## Exercise directions
Set down the records below in full, exactly as they read.

Website and app data records:
____________________

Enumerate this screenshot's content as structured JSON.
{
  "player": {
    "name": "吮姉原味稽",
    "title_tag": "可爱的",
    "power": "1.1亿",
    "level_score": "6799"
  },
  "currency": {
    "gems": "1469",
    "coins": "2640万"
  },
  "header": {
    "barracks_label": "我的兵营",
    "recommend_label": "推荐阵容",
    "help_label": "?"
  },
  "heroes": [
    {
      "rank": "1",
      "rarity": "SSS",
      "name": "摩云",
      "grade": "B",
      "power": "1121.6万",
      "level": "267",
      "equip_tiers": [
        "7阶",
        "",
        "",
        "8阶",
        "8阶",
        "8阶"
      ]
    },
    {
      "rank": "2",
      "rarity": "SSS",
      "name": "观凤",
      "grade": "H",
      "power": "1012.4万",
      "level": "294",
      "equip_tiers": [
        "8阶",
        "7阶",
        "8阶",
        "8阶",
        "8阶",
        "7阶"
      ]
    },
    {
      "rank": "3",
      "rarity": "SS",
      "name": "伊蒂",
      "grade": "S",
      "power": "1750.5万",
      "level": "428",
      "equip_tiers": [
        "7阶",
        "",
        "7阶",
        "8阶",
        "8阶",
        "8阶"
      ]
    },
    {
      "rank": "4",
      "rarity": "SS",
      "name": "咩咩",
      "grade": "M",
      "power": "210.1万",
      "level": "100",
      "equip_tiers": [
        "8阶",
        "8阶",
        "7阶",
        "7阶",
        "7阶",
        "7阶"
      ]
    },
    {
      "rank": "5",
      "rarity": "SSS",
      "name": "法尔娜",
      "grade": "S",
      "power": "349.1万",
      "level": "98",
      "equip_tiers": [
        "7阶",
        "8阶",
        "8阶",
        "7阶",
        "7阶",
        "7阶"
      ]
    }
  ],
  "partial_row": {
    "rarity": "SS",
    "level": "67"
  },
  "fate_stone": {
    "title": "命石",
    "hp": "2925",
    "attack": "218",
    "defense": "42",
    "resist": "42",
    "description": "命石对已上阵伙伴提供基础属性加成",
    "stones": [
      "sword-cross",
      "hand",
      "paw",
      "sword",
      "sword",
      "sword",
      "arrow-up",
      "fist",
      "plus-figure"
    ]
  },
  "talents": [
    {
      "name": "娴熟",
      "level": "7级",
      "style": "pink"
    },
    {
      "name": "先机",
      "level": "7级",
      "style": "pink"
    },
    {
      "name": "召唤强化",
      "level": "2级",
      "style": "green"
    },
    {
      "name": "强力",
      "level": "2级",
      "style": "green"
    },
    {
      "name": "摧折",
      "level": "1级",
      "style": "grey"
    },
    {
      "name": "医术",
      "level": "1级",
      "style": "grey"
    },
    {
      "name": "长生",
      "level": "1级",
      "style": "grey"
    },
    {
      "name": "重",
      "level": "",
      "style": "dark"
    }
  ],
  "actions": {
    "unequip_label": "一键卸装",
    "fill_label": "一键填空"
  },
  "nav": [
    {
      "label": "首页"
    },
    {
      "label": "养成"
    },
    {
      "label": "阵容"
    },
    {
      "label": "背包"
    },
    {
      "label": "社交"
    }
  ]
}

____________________

## Response
Enumerate this screenshot's content as structured JSON.
{
  "player": {
    "name": "吮姉原味稽",
    "title_tag": "可爱的",
    "power": "1.1亿",
    "level_score": "6799"
  },
  "currency": {
    "gems": "1469",
    "coins": "2640万"
  },
  "header": {
    "barracks_label": "我的兵营",
    "recommend_label": "推荐阵容",
    "help_label": "?"
  },
  "heroes": [
    {
      "rank": "1",
      "rarity": "SSS",
      "name": "摩云",
      "grade": "B",
      "power": "1121.6万",
      "level": "267",
      "equip_tiers": [
        "7阶",
        "",
        "",
        "8阶",
        "8阶",
        "8阶"
      ]
    },
    {
      "rank": "2",
      "rarity": "SSS",
      "name": "观凤",
      "grade": "H",
      "power": "1012.4万",
      "level": "294",
      "equip_tiers": [
        "8阶",
        "7阶",
        "8阶",
        "8阶",
        "8阶",
        "7阶"
      ]
    },
    {
      "rank": "3",
      "rarity": "SS",
      "name": "伊蒂",
      "grade": "S",
      "power": "1750.5万",
      "level": "428",
      "equip_tiers": [
        "7阶",
        "",
        "7阶",
        "8阶",
        "8阶",
        "8阶"
      ]
    },
    {
      "rank": "4",
      "rarity": "SS",
      "name": "咩咩",
      "grade": "M",
      "power": "210.1万",
      "level": "100",
      "equip_tiers": [
        "8阶",
        "8阶",
        "7阶",
        "7阶",
        "7阶",
        "7阶"
      ]
    },
    {
      "rank": "5",
      "rarity": "SSS",
      "name": "法尔娜",
      "grade": "S",
      "power": "349.1万",
      "level": "98",
      "equip_tiers": [
        "7阶",
        "8阶",
        "8阶",
        "7阶",
        "7阶",
        "7阶"
      ]
    }
  ],
  "partial_row": {
    "rarity": "SS",
    "level": "67"
  },
  "fate_stone": {
    "title": "命石",
    "hp": "2925",
    "attack": "218",
    "defense": "42",
    "resist": "42",
    "description": "命石对已上阵伙伴提供基础属性加成",
    "stones": [
      "sword-cross",
      "hand",
      "paw",
      "sword",
      "sword",
      "sword",
      "arrow-up",
      "fist",
      "plus-figure"
    ]
  },
  "talents": [
    {
      "name": "娴熟",
      "level": "7级",
      "style": "pink"
    },
    {
      "name": "先机",
      "level": "7级",
      "style": "pink"
    },
    {
      "name": "召唤强化",
      "level": "2级",
      "style": "green"
    },
    {
      "name": "强力",
      "level": "2级",
      "style": "green"
    },
    {
      "name": "摧折",
      "level": "1级",
      "style": "grey"
    },
    {
      "name": "医术",
      "level": "1级",
      "style": "grey"
    },
    {
      "name": "长生",
      "level": "1级",
      "style": "grey"
    },
    {
      "name": "重",
      "level": "",
      "style": "dark"
    }
  ],
  "actions": {
    "unequip_label": "一键卸装",
    "fill_label": "一键填空"
  },
  "nav": [
    {
      "label": "首页"
    },
    {
      "label": "养成"
    },
    {
      "label": "阵容"
    },
    {
      "label": "背包"
    },
    {
      "label": "社交"
    }
  ]
}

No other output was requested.